- Commissions + AUM- this is easy, combine the issues of both and you have two problems to deal with, and yes, this really does exist.
Expenses, Costs and Flawed Assumptions
In the investment selection process, many, many advisors opt for the use of "Actively Managed" mutual fund investments. These funds place a person or committee at the top of the investment process. Managers, be they individuals or groups, are paid for their services from investor funds in the form of expense ratios. Currently, expense ratios on the typical stock mutual fund are anywhere from 1.25% to 1.66% of assets depending on a variety of factors.
This money is debited each day and reflected in the value of your share price.
But there's more. Active managers, have to buy and sell securities in and out of their portfolios. This trading isn't done without a cost. No one, not even mutual fund managers trade for free on Wall Street. In the Summer of 2011, the Wall Street Journal estimated that at worst, undisclosed trading costs are about equal to the funds expense ratio. That being the case, an actively managed stock mutual fund might cost an investor as much as 2.50% to 3.32% of assets every year. And then, there's the problem of taxes.
The active manager story is an interesting and enticing tale of how expertise allows you to "win the losers game." Through research, talent, visionary thinking and wisdom, active managers are going to beat the market, allowing you to "one up" the rest of the investment world.

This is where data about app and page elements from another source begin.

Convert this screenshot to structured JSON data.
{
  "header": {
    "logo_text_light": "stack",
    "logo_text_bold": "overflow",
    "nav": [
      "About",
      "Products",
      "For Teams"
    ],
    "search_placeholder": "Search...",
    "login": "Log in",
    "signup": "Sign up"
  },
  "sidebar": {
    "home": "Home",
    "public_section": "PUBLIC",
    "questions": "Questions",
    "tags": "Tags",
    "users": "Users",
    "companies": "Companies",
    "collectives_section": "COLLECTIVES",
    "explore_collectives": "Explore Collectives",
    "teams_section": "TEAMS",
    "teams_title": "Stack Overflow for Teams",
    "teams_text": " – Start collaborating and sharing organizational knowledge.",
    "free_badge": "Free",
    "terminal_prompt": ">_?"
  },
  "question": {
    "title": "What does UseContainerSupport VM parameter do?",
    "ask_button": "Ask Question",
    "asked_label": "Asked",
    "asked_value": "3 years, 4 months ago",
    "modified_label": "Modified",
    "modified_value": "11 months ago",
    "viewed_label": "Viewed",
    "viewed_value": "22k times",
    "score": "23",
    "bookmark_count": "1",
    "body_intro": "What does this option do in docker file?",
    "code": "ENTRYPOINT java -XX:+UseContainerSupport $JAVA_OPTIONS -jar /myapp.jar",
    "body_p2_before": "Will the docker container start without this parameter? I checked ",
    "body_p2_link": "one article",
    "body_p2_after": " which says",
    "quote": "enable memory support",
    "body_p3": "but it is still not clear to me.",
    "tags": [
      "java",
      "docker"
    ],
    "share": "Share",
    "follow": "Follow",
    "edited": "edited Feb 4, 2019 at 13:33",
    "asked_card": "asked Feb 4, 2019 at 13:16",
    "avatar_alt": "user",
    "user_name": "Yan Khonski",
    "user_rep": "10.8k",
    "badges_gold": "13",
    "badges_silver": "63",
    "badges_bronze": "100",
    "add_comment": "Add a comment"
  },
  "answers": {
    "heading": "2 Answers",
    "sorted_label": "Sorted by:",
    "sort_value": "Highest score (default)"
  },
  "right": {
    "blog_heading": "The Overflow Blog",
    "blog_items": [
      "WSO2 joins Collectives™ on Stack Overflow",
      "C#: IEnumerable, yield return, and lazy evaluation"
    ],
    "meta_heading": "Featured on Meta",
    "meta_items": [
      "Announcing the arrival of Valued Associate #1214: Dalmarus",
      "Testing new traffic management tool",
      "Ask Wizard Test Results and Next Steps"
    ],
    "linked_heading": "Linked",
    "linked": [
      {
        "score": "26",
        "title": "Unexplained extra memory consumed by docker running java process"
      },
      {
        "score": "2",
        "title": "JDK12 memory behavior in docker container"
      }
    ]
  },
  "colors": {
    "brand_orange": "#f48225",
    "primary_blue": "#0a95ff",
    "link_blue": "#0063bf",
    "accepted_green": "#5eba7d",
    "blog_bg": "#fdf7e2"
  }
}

The reality is that this will practically never happen with any frequency that warrants the obscene level of fees that are skimmed from your net worth. Dimensional Fund Advisors looked at how frequently "active" management outperforms a passive strategy of simply buying an index fund.

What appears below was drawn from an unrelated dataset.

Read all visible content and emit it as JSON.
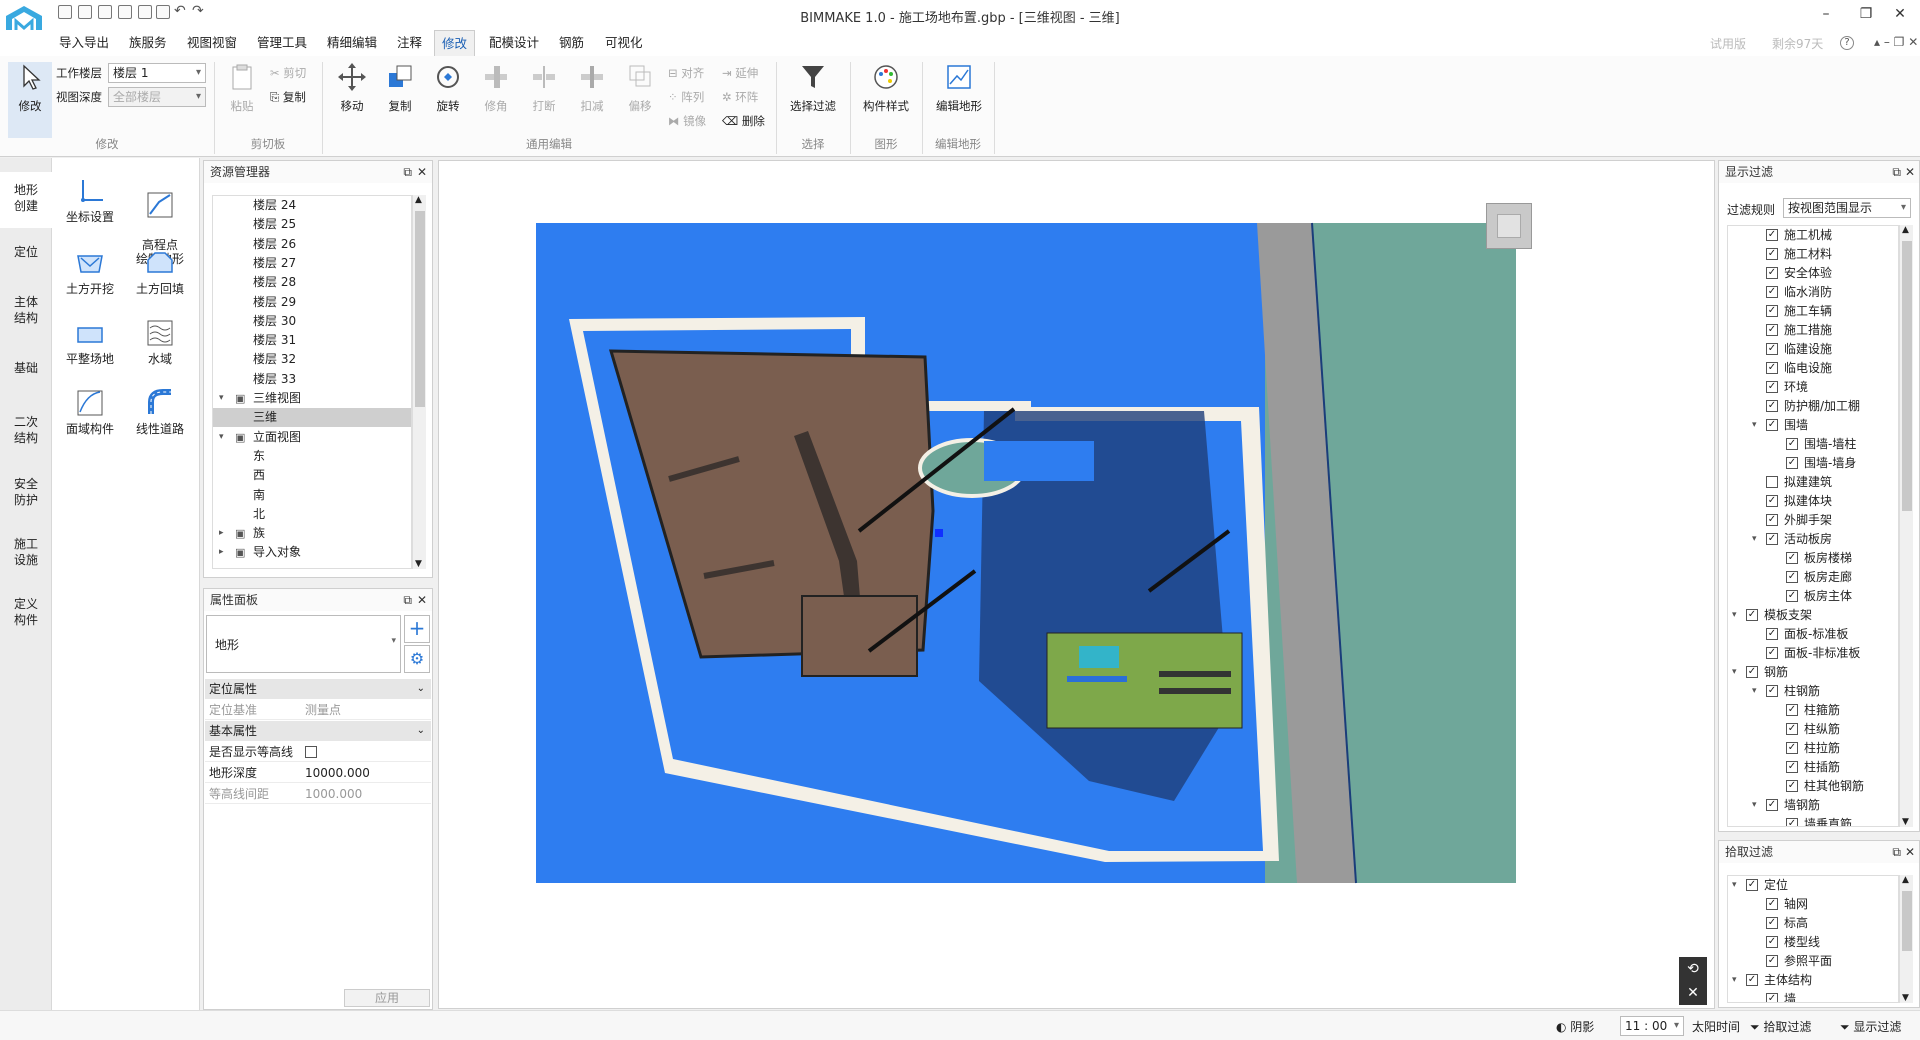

Research shows that even when a manager does outperform, their ability to repeat that outcome with any regularity is highly suspect at best. Watch a video on the topic here.